For products that reach a global market, QR codes can be a gateway to multilingual content. By directing users to a landing page that detects the user's location or language settings, businesses can provide a more personalized experience, offering content in the user's native language.

Ensuring Rapid Load Speeds

In the context of a supermarket, where internet connections can be notoriously unreliable, the speed at which your QR code's linked content loads is critical. Slow page load speeds can lead to customer frustration, decreased engagement, and potentially lost sales. It's essential to optimize the linked page for quick loading, even on slower mobile connections, to avoid these negative outcomes.

Best Practices in Calls to Action (CTAs) to Encourage Scanning

A QR code is only as effective as the call to action (CTA) that accompanies it. The right CTA can convert curiosity into action, prompting customers to scan and engage. Here’s how to ensure your CTAs are compelling and effective:

Crafting a Compelling CTA

The CTA should be direct and informative, clearly stating what customers will gain from scanning the QR code. Whether it’s for accessing exclusive content, unlocking a discount, or viewing a product demonstration, the message should be succinct and enticing. Use phrases like "Scan for More," "Discover," or "Unlock Your Offer" to prompt immediate action.

VendSwift and CocaCola QR code call to action

VendSwift's CTA is clear about the process and expected benefits 


Visual Cues for CTAs

Visual elements should guide customers to the QR code, using design strategies like arrows or button-like graphics to draw attention. The CTA should be visually distinct, employing bold text or standout colors to differentiate it from the packaging design.

Incentivizing the Scan

Offering an incentive can greatly increase scanning rates. Whether it’s a promotional offer, entry into a contest, or access to exclusive information, the incentive should resonate with the target audience’s interests. Aligning the incentive with what is most appealing to your customers can significantly boost interaction with the QR code.

Encouraging Customer Feedback

QR codes can also serve as a direct line to the consumer, offering a unique opportunity for brands to gather feedback. By linking to a simple survey or feedback form, companies can encourage consumers to share their experiences, providing valuable insights that can drive product improvement and innovation.

Legal Considerations When Using QR Codes

Communicating Green Claims

Sustainability is more than a buzzword; it's a commitment that resonates with today's consumers. Use QR codes to make "green claims" about your product, providing customers with a pathway to further information, evidence, and third-party verifications. The CTA should clearly indicate that by scanning, customers can explore the sustainable practices and credentials behind the product, reinforcing transparency and trust.

Ensuring Legal Compliance

It’s crucial to ensure that the use of QR codes adheres to advertising standards and packaging regulations. We wrote a dedicated blog post about this topic – which product information can go behind a QR code. This not only safeguards the brand legally but also assures customers of the product's integrity. The CTA should reflect a responsible representation of the product, maintaining legal and ethical standards.
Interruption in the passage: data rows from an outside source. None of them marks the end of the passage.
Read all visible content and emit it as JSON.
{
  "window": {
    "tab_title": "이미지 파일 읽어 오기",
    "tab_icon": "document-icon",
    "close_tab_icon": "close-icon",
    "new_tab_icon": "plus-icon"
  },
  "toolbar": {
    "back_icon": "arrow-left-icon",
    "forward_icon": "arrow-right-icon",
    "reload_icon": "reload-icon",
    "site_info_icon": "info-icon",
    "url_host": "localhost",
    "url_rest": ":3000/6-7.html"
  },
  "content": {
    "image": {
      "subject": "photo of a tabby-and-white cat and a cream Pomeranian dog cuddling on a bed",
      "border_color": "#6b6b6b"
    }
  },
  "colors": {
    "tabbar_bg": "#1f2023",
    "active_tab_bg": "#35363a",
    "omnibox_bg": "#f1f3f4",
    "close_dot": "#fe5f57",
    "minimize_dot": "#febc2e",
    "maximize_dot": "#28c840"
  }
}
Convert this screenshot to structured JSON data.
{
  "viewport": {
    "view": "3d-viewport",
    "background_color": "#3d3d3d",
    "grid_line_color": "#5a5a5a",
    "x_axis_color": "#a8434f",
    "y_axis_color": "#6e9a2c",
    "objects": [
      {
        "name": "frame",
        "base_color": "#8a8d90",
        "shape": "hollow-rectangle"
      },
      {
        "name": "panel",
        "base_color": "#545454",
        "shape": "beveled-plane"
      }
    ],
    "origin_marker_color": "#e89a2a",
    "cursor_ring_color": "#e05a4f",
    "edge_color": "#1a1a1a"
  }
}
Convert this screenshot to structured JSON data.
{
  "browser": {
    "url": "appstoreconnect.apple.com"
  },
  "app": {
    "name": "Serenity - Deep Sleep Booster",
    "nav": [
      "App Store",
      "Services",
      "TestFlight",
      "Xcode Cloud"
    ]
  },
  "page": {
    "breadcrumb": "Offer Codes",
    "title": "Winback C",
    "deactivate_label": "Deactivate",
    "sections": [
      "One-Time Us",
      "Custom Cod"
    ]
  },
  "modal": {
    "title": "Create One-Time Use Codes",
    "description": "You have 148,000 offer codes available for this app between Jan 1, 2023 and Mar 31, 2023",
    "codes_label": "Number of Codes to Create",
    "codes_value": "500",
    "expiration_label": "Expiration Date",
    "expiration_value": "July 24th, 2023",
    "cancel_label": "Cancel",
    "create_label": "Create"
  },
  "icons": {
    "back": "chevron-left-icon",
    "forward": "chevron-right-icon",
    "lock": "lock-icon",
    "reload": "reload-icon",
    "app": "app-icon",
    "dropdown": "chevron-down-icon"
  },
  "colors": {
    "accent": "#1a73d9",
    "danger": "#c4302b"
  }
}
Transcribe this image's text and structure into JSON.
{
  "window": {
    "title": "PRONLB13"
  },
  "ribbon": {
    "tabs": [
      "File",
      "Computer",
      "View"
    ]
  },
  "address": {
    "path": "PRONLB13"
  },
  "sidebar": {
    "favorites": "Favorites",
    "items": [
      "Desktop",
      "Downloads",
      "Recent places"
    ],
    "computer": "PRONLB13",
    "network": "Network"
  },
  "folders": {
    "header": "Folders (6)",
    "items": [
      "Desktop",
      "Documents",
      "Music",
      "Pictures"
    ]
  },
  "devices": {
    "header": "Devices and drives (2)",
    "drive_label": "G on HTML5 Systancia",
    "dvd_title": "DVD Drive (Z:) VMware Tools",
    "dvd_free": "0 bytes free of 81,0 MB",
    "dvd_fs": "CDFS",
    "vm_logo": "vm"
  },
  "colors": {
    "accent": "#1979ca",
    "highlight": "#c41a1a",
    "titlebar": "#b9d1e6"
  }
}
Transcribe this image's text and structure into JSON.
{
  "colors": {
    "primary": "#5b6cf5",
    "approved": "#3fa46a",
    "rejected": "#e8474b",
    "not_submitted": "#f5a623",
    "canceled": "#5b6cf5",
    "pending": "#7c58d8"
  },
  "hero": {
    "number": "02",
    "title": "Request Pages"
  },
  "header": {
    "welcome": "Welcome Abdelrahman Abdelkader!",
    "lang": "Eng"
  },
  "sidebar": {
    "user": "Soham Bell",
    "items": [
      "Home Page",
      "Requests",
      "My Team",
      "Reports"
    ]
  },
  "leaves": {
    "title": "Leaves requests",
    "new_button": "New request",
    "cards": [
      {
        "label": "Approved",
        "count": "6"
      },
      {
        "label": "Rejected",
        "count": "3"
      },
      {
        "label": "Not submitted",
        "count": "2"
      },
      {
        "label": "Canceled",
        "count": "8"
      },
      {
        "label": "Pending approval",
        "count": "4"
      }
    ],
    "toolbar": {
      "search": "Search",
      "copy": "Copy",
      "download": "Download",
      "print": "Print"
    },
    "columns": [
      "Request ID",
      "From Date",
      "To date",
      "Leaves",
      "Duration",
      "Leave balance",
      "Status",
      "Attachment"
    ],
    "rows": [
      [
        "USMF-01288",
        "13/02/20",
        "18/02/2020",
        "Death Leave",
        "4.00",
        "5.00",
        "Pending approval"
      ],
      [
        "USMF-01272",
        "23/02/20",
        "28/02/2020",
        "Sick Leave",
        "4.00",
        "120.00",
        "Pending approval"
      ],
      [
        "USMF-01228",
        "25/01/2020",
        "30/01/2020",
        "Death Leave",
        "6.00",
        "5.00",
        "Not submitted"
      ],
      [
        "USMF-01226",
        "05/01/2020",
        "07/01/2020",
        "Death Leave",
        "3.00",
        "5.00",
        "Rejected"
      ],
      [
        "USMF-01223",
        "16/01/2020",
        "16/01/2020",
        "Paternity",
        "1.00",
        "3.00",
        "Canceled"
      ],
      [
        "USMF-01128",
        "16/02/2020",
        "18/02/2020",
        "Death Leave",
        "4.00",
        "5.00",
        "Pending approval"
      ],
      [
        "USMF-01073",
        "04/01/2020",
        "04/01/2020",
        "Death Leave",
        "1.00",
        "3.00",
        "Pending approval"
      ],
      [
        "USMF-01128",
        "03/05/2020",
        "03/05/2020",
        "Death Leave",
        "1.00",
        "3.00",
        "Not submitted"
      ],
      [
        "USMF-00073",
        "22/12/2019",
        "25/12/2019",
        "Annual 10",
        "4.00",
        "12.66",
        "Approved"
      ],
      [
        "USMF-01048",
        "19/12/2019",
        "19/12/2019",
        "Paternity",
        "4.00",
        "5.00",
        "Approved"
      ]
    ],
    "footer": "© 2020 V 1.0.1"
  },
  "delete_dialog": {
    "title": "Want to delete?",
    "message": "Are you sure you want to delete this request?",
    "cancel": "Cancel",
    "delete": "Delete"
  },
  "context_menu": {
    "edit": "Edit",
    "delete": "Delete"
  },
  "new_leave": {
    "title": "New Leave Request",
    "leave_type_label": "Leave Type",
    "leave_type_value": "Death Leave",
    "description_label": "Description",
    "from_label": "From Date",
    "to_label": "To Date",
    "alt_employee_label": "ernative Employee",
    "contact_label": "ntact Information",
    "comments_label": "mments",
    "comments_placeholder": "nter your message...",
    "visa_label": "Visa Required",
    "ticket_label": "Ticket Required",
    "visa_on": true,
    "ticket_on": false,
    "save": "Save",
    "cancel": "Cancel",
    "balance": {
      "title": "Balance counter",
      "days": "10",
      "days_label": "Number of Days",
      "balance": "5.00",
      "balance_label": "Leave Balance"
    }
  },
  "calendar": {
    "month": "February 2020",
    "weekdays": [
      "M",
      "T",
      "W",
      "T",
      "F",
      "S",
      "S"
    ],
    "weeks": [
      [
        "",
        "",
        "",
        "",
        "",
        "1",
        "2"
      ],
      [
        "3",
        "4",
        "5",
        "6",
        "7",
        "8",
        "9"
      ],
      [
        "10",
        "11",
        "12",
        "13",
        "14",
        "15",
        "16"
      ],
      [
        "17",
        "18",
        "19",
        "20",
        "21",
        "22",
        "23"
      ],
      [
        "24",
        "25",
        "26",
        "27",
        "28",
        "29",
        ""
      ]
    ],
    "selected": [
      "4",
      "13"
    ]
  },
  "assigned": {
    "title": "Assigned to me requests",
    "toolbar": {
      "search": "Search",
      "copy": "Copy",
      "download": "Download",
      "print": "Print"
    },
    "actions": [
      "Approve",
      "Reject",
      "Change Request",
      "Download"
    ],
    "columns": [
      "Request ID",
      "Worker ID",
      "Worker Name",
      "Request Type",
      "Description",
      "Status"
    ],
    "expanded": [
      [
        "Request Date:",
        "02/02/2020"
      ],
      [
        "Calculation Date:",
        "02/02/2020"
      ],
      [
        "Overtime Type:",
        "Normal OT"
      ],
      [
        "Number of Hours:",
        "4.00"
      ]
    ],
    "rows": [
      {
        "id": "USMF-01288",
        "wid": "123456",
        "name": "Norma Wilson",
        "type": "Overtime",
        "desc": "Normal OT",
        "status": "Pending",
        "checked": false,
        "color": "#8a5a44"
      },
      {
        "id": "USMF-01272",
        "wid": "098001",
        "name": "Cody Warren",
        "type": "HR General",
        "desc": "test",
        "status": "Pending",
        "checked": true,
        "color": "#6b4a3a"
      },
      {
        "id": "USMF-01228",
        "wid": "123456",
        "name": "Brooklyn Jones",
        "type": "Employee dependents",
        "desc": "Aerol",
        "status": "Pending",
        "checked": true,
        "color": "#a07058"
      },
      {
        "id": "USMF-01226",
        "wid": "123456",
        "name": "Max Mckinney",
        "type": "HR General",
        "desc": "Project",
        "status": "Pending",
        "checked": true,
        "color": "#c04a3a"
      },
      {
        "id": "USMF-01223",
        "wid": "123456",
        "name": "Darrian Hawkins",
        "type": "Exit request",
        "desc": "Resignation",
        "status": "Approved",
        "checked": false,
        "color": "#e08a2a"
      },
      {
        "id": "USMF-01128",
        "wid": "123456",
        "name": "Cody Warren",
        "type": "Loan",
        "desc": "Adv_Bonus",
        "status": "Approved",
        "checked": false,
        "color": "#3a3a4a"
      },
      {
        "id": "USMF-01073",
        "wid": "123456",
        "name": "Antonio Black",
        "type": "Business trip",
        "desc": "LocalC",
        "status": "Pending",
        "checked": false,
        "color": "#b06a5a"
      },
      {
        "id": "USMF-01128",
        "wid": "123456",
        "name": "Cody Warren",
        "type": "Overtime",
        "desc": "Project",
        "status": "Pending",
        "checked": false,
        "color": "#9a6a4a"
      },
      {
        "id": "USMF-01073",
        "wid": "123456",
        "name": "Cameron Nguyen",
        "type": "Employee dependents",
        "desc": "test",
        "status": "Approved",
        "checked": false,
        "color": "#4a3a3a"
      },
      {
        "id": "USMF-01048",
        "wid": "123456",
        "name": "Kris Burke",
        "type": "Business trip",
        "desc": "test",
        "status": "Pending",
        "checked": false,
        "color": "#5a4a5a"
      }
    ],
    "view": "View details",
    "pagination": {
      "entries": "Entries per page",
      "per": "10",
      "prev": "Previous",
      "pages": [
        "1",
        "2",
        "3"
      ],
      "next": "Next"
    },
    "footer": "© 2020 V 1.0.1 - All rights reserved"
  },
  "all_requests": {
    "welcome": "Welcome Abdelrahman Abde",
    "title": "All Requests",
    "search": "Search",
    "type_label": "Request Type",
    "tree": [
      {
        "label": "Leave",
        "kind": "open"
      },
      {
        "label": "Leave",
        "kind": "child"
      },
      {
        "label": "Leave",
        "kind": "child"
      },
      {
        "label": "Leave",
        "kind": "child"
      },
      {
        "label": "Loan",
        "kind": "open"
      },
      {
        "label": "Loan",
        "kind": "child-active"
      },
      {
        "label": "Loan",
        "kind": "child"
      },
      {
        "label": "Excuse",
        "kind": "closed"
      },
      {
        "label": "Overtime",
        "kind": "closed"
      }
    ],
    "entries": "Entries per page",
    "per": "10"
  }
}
The Future of QR Codes

In the fast-paced retail environment, QR codes on product packaging are more than just a trend; they're a strategic tool for enhancing customer engagement and providing valuable content. By focusing on the design, placement, and calls to action associated with QR codes, businesses can create a seamless bridge between their physical products and the digital world.

As we move forward in an increasingly digital marketplace, the importance of QR codes cannot be overstated. They are the keys to unlocking a wealth of information and opportunities for engagement that today's consumers expect and appreciate. By adhering to these best practices, businesses can ensure that their QR codes are not just scanned, but that they also enhance the consumer experience in meaningful ways.